• [REQUIRED WORK]:
Answer with a number only: how many lines of the entries below contain the word "宜安科技"?

• [THE RECORDS]:

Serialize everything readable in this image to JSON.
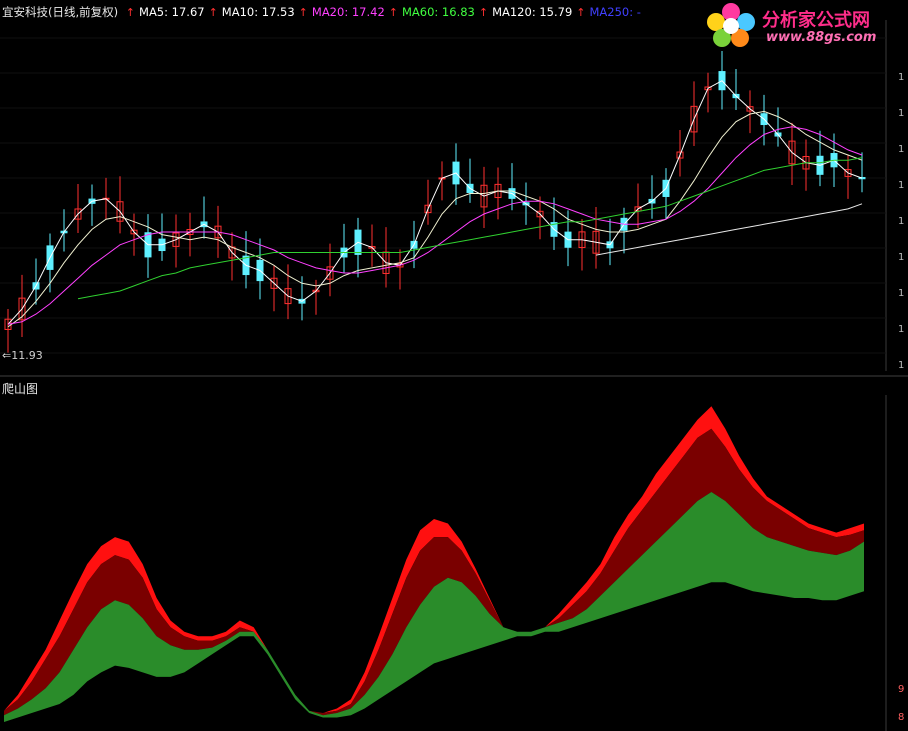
{
  "header": {
    "stock_name": "宜安科技(日线,前复权)",
    "ma_items": [
      {
        "label": "MA5: 17.67",
        "color": "#ffffff"
      },
      {
        "label": "MA10: 17.53",
        "color": "#ffffff"
      },
      {
        "label": "MA20: 17.42",
        "color": "#ff40ff"
      },
      {
        "label": "MA60: 16.83",
        "color": "#40ff40"
      },
      {
        "label": "MA120: 15.79",
        "color": "#ffffff"
      },
      {
        "label": "MA250: -",
        "color": "#4040ff"
      }
    ]
  },
  "lower_pane_title": "爬山图",
  "low_price_label": "11.93",
  "logo": {
    "name": "分析家公式网",
    "url": "www.88gs.com"
  },
  "colors": {
    "up": "#ff3030",
    "down": "#5ff0ff",
    "red_fill": "#ff1010",
    "dark_fill": "#7a0000",
    "green_fill": "#2a8c2a"
  },
  "chart_data": [
    {
      "type": "candlestick",
      "title": "宜安科技(日线,前复权)",
      "series": [
        {
          "name": "MA5",
          "values": [
            12.0,
            12.6,
            13.5,
            14.6,
            15.6,
            16.3,
            16.8,
            16.9,
            16.4,
            15.6,
            15.1,
            15.1,
            15.3,
            15.6,
            15.9,
            15.6,
            14.8,
            14.3,
            14.1,
            13.6,
            13.1,
            12.9,
            13.3,
            14.0,
            14.8,
            15.2,
            15.0,
            14.4,
            14.3,
            15.1,
            16.5,
            17.7,
            17.9,
            17.3,
            17.0,
            17.2,
            17.1,
            16.7,
            16.3,
            15.7,
            15.3,
            15.3,
            15.2,
            15.1,
            15.9,
            16.5,
            16.8,
            17.3,
            18.6,
            20.0,
            21.2,
            21.5,
            20.9,
            20.4,
            20.0,
            19.4,
            18.7,
            18.3,
            18.2,
            18.4,
            17.9,
            17.7
          ]
        },
        {
          "name": "MA10",
          "values": [
            11.9,
            12.3,
            12.9,
            13.6,
            14.4,
            15.1,
            15.7,
            16.1,
            16.2,
            16.0,
            15.8,
            15.5,
            15.4,
            15.3,
            15.4,
            15.3,
            15.0,
            14.8,
            14.6,
            14.3,
            13.9,
            13.6,
            13.5,
            13.6,
            13.9,
            14.1,
            14.2,
            14.3,
            14.4,
            14.6,
            15.4,
            16.3,
            16.9,
            17.1,
            17.1,
            17.2,
            17.2,
            17.0,
            16.8,
            16.5,
            16.1,
            15.9,
            15.7,
            15.6,
            15.6,
            15.7,
            15.9,
            16.1,
            16.8,
            17.6,
            18.5,
            19.3,
            19.9,
            20.2,
            20.3,
            20.1,
            19.8,
            19.4,
            19.1,
            18.8,
            18.6,
            18.4
          ]
        },
        {
          "name": "MA20",
          "values": [
            12.0,
            12.1,
            12.4,
            12.8,
            13.3,
            13.8,
            14.3,
            14.7,
            15.1,
            15.3,
            15.5,
            15.6,
            15.6,
            15.6,
            15.6,
            15.6,
            15.5,
            15.3,
            15.1,
            14.9,
            14.6,
            14.4,
            14.2,
            14.1,
            14.0,
            14.0,
            14.1,
            14.2,
            14.3,
            14.5,
            14.8,
            15.2,
            15.6,
            16.0,
            16.3,
            16.5,
            16.7,
            16.8,
            16.8,
            16.7,
            16.5,
            16.3,
            16.1,
            16.0,
            15.9,
            15.9,
            16.0,
            16.1,
            16.4,
            16.8,
            17.3,
            17.9,
            18.5,
            19.0,
            19.4,
            19.6,
            19.7,
            19.6,
            19.4,
            19.1,
            18.8,
            18.6
          ]
        },
        {
          "name": "MA60",
          "values": [
            null,
            null,
            null,
            null,
            null,
            13.0,
            13.1,
            13.2,
            13.3,
            13.5,
            13.7,
            13.9,
            14.0,
            14.2,
            14.3,
            14.4,
            14.5,
            14.6,
            14.7,
            14.8,
            14.8,
            14.8,
            14.8,
            14.8,
            14.8,
            14.8,
            14.8,
            14.8,
            14.8,
            14.9,
            15.0,
            15.1,
            15.2,
            15.3,
            15.4,
            15.5,
            15.6,
            15.7,
            15.8,
            15.9,
            16.0,
            16.0,
            16.1,
            16.2,
            16.3,
            16.4,
            16.5,
            16.6,
            16.8,
            17.0,
            17.2,
            17.4,
            17.6,
            17.8,
            18.0,
            18.1,
            18.2,
            18.3,
            18.3,
            18.4,
            18.4,
            18.5
          ]
        },
        {
          "name": "MA120",
          "values": [
            null,
            null,
            null,
            null,
            null,
            null,
            null,
            null,
            null,
            null,
            null,
            null,
            null,
            null,
            null,
            null,
            null,
            null,
            null,
            null,
            null,
            null,
            null,
            null,
            null,
            null,
            null,
            null,
            null,
            null,
            null,
            null,
            null,
            null,
            null,
            null,
            null,
            null,
            null,
            null,
            null,
            null,
            14.7,
            14.8,
            14.9,
            15.0,
            15.1,
            15.2,
            15.3,
            15.4,
            15.5,
            15.6,
            15.7,
            15.8,
            15.9,
            16.0,
            16.1,
            16.2,
            16.3,
            16.4,
            16.5,
            16.7
          ]
        }
      ]
    },
    {
      "type": "area",
      "title": "爬山图",
      "series": [
        {
          "name": "red",
          "values": [
            5,
            12,
            22,
            32,
            45,
            58,
            70,
            78,
            82,
            80,
            70,
            55,
            45,
            40,
            38,
            38,
            40,
            45,
            42,
            32,
            22,
            12,
            5,
            4,
            6,
            10,
            22,
            38,
            55,
            72,
            85,
            90,
            88,
            80,
            68,
            55,
            42,
            40,
            40,
            42,
            48,
            55,
            62,
            70,
            82,
            92,
            100,
            110,
            118,
            126,
            134,
            140,
            130,
            118,
            108,
            100,
            96,
            92,
            88,
            86,
            84,
            86,
            88
          ]
        },
        {
          "name": "dark",
          "values": [
            5,
            10,
            18,
            28,
            38,
            50,
            62,
            70,
            74,
            72,
            64,
            50,
            42,
            38,
            36,
            36,
            38,
            42,
            40,
            32,
            22,
            12,
            5,
            4,
            5,
            8,
            18,
            32,
            48,
            64,
            76,
            82,
            82,
            76,
            66,
            54,
            42,
            40,
            40,
            42,
            46,
            52,
            58,
            66,
            76,
            86,
            94,
            102,
            110,
            118,
            126,
            130,
            122,
            112,
            104,
            98,
            94,
            90,
            86,
            84,
            82,
            83,
            85
          ]
        },
        {
          "name": "green",
          "values": [
            3,
            6,
            10,
            15,
            22,
            32,
            42,
            50,
            54,
            52,
            46,
            38,
            34,
            32,
            32,
            33,
            36,
            40,
            40,
            32,
            22,
            12,
            5,
            3,
            4,
            6,
            12,
            20,
            30,
            42,
            52,
            60,
            64,
            62,
            56,
            48,
            42,
            40,
            40,
            42,
            44,
            46,
            50,
            56,
            62,
            68,
            74,
            80,
            86,
            92,
            98,
            102,
            98,
            92,
            86,
            82,
            80,
            78,
            76,
            75,
            74,
            76,
            80
          ]
        },
        {
          "name": "base",
          "values": [
            0,
            2,
            4,
            6,
            8,
            12,
            18,
            22,
            25,
            24,
            22,
            20,
            20,
            22,
            26,
            30,
            34,
            38,
            38,
            30,
            20,
            10,
            4,
            2,
            2,
            3,
            6,
            10,
            14,
            18,
            22,
            26,
            28,
            30,
            32,
            34,
            36,
            38,
            38,
            40,
            40,
            42,
            44,
            46,
            48,
            50,
            52,
            54,
            56,
            58,
            60,
            62,
            62,
            60,
            58,
            57,
            56,
            55,
            55,
            54,
            54,
            56,
            58
          ]
        }
      ]
    }
  ]
}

• [RESULT OF THE EXERCISE]:
2